The EXPOSE instruction does not actually publish the port. It functions as a type of documentation between the person who builds the image and the person who runs the container, about which ports are intended to be published

Also, in the meantime, I tried (for lack of any better ideas) to export the Image to a Linux machine I have around, without making any changes whatsoever… and when I spun up the container on the Linux host, everything worked exactly as intended.

So, either there’s some critical difference between running under a Windows host vs a Linux host that I’ve yet to grasp, or there’s something wrong with my Windows host that isn’t obvious.

EDIT: forgot to mention, a colleague suggested that my Docker Quickstart terminal on Windows might lack sufficient privileges to open any listening ports, and this might be causing a silent failure. But when I try to start the terminal under windows with Administrator privileges (which I have the authority to do, it’s just my user account lacks them organically), it fails with a set of VirtualBox error messages (which I can’t copy out, drat it)

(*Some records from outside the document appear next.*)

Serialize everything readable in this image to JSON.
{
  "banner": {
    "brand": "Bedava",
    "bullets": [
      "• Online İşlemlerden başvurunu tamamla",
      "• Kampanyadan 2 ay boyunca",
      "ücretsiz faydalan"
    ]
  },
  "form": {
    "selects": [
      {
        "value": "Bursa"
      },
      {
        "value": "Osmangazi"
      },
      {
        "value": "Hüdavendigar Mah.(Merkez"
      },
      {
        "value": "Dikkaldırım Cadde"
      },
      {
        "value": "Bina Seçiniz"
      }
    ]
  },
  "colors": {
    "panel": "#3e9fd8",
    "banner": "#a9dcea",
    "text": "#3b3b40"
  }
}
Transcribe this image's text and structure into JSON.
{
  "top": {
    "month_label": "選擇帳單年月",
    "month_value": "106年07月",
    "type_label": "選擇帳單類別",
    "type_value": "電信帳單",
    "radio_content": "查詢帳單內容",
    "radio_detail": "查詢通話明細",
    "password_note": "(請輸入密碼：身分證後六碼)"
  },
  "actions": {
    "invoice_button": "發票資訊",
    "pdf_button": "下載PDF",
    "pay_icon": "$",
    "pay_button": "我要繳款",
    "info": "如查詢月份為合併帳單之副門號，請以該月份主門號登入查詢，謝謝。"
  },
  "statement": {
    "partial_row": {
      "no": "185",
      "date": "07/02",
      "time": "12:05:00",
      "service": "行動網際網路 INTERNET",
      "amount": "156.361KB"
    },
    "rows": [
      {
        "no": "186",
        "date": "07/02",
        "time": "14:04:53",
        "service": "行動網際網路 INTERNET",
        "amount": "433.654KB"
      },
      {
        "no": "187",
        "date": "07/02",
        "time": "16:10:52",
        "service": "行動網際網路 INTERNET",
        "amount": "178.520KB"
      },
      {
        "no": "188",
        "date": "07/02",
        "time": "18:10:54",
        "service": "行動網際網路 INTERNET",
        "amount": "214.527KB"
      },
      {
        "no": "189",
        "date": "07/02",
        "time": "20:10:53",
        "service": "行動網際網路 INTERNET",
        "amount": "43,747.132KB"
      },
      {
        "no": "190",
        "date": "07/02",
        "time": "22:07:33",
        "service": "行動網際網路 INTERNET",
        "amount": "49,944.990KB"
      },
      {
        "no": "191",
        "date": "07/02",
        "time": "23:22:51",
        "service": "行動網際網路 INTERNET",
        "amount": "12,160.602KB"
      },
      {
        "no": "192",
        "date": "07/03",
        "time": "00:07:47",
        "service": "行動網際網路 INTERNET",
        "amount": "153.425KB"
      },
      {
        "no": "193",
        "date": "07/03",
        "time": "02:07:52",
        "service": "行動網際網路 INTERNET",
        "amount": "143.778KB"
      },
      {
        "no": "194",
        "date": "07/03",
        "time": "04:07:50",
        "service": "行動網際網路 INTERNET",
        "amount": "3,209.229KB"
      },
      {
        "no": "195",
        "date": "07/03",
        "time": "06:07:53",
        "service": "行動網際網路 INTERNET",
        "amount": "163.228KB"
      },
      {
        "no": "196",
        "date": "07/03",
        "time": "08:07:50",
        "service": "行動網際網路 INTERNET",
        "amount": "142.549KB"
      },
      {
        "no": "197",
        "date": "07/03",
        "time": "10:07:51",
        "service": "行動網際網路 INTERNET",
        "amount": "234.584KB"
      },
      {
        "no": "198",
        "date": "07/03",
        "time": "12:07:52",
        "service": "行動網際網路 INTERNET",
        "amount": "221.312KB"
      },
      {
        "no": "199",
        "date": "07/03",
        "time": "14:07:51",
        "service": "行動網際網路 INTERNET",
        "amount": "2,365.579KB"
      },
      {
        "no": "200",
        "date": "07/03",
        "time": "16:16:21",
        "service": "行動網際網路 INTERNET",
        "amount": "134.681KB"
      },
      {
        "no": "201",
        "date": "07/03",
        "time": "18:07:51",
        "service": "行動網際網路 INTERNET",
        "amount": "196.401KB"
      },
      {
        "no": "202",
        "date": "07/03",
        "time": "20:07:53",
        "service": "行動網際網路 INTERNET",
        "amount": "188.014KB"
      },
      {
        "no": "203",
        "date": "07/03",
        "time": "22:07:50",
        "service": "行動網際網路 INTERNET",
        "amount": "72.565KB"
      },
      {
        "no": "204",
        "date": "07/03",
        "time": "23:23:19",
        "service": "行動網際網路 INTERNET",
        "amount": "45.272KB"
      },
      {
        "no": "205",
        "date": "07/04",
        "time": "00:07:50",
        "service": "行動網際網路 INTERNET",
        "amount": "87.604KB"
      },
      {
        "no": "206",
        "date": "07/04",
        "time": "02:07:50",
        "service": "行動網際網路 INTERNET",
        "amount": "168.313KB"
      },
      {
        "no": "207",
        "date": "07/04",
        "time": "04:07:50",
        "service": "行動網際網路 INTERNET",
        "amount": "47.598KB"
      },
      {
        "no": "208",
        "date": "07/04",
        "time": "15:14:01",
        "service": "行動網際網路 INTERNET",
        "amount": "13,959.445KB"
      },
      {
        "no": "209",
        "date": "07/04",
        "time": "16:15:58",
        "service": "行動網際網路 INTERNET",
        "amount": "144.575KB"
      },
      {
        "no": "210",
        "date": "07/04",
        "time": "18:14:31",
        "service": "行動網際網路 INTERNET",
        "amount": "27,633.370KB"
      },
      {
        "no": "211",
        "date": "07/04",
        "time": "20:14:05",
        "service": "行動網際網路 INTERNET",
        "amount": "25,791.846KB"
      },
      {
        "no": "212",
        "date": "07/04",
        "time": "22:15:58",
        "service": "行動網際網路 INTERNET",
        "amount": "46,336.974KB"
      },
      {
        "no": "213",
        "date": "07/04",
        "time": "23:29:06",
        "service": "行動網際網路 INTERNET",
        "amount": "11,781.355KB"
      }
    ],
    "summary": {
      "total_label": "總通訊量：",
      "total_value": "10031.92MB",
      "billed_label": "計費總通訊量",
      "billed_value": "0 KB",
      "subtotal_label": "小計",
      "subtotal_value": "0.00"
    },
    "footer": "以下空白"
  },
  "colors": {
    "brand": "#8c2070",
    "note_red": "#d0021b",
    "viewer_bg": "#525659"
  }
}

There are some limitations on using docker Windows containers for localhost. The solution would be pointing your Windows based browser not to localhost:port, but to ip_address:host, on which your docker container is running. You may find IP address of your running docker container by using “docker inspect …”

I tried that too, though. And ended up getting a response from my corporate firewall, even though the Container’s IP was not even on the same subnet as the coorporate LAN. I suspect that this is probably due to how the company DHCP and DNS servers set up my routing tables, but I simply didn’t have time to dig into it in any depth. The IT dept’s response when I asked was “Hm, that’s odd…” :roll_eyes:

I had a similar problem, and I solved it by forwarding the port in the VirtualBox settings for the docker virtual machine (in my case it is called “default”). Example:
Step 1). Use the --publish option to forward port 8080 of the docker container to port 8081 of the docker virtual machine:
docker container run --publish 8081:8080 …
Step 2). In the VirtualBox network settings for the docker virtual machine (NAT mode), configure port forwarding from port 8081 of the docker virtual machine (guest port) to port 8082 of the Windows host machine (host port).